Microplastics found in the meat, milk and blood of farm animals
Scientists in the Netherlands studying the spread of plastic waste have turned their eye to meat and dairy products, and discovered high rates of contamination in farm animals. The findings shed new light on the way microplastics move through the food chain, and add extra impetus to better understand the ubiquitous material's potential effects on living organisms.
The research was carried out by scientists at Vrije Universiteit Amsterdam who in March made another important discovery in this space. By using a novel form of mass spectrometry, the scientists produced the first evidence of plastic particles beings absorbed into the human bloodstream.
In a new pilot study, the scientists have applied the same methodology to samples relating to farming practices. These include feeding pellets, shredded feed, blood from cows and pigs, cow milk and meat products.
The analysis revealed that 80 percent of these samples contained detectable amounts of at least one type of plastic. One hundred percent of the pellets and shredded feed contained plastic, as did the cow and pig blood samples, while 72 percent of the milk samples contained detectable amounts of plastics, along with 75 percent of the meat samples.
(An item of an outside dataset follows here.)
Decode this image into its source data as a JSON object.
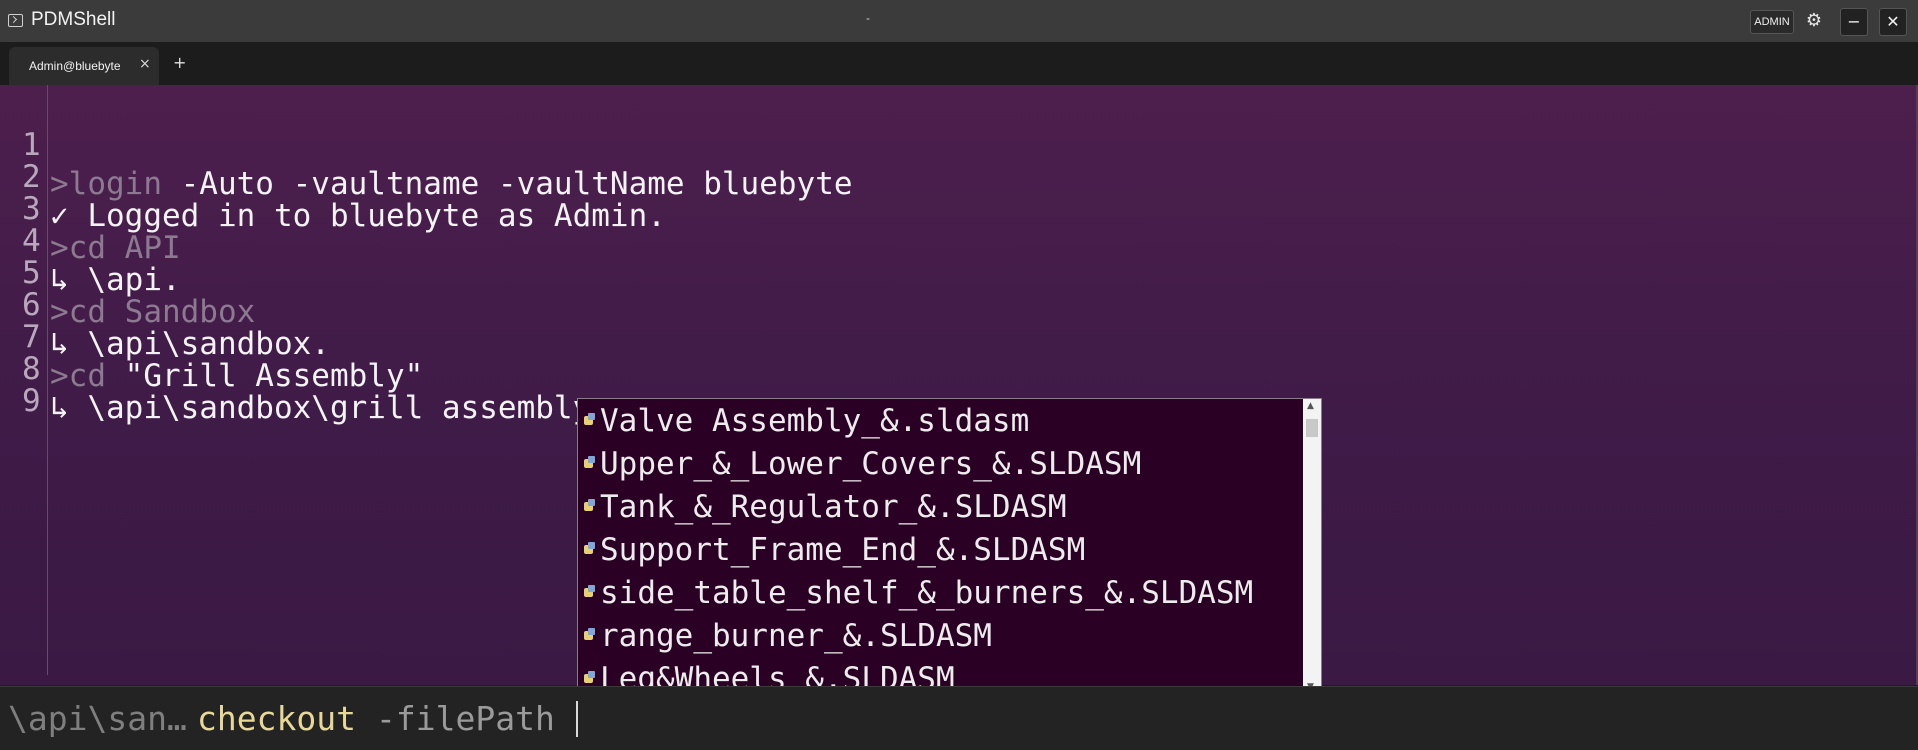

The scientists consider this pilot study to be a “starting point, not a concluding point.” Like many other studies in this area, the findings do raise questions around how widespread the problem of plastic pollution may be, and the potential impacts on human health. Much more work is needed, but studies have demonstrated that plastic particles can have toxic effects on cells and alter their shape. Mouse studies have also suggested plastic particles can infiltrate the blood brain barrier and increase the risk of high cholesterol and blood disease.
“Animals are exposed to plastic particles in their habitat and they are able to absorb at least some of those particles.,” said co-author of the study Heather Leslie. “This study should be an incentive to further explore the full extent of exposure and any associated risks. Producing plastic-free feed for animals can be a way to improve the exposure to plastic particles for livestock.”
A report on the research, which was commissioned by the Plastic Soup Foundation, is available here.
Source: Plastic Soup Foundation